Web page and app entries
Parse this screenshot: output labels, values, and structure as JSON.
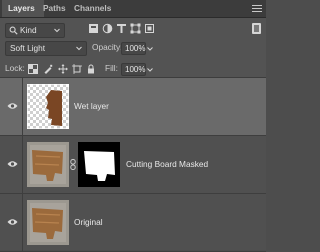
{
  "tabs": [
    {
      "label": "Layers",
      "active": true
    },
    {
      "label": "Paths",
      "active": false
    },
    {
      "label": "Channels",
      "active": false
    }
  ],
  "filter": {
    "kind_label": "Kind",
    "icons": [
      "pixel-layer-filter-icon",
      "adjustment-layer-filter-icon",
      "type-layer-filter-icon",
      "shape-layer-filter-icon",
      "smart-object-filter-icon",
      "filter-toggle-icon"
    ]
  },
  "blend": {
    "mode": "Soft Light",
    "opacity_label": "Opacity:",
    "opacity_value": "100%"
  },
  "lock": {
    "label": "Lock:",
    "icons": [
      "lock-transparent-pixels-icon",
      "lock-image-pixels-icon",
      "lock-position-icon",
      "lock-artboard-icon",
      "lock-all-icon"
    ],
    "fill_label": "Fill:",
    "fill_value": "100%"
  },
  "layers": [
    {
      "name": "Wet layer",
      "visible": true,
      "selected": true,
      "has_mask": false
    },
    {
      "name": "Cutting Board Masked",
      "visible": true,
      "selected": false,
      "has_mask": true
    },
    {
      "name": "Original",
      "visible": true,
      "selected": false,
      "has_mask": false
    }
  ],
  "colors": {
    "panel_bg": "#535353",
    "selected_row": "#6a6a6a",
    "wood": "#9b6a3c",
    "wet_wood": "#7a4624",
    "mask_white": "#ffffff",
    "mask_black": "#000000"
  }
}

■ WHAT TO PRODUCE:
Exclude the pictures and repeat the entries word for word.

■ ANSWER TO THIS PROBLEM:
Parse this screenshot: output labels, values, and structure as JSON.
{
  "tabs": [
    {
      "label": "Layers",
      "active": true
    },
    {
      "label": "Paths",
      "active": false
    },
    {
      "label": "Channels",
      "active": false
    }
  ],
  "filter": {
    "kind_label": "Kind",
    "icons": [
      "pixel-layer-filter-icon",
      "adjustment-layer-filter-icon",
      "type-layer-filter-icon",
      "shape-layer-filter-icon",
      "smart-object-filter-icon",
      "filter-toggle-icon"
    ]
  },
  "blend": {
    "mode": "Soft Light",
    "opacity_label": "Opacity:",
    "opacity_value": "100%"
  },
  "lock": {
    "label": "Lock:",
    "icons": [
      "lock-transparent-pixels-icon",
      "lock-image-pixels-icon",
      "lock-position-icon",
      "lock-artboard-icon",
      "lock-all-icon"
    ],
    "fill_label": "Fill:",
    "fill_value": "100%"
  },
  "layers": [
    {
      "name": "Wet layer",
      "visible": true,
      "selected": true,
      "has_mask": false
    },
    {
      "name": "Cutting Board Masked",
      "visible": true,
      "selected": false,
      "has_mask": true
    },
    {
      "name": "Original",
      "visible": true,
      "selected": false,
      "has_mask": false
    }
  ],
  "colors": {
    "panel_bg": "#535353",
    "selected_row": "#6a6a6a",
    "wood": "#9b6a3c",
    "wet_wood": "#7a4624",
    "mask_white": "#ffffff",
    "mask_black": "#000000"
  }
}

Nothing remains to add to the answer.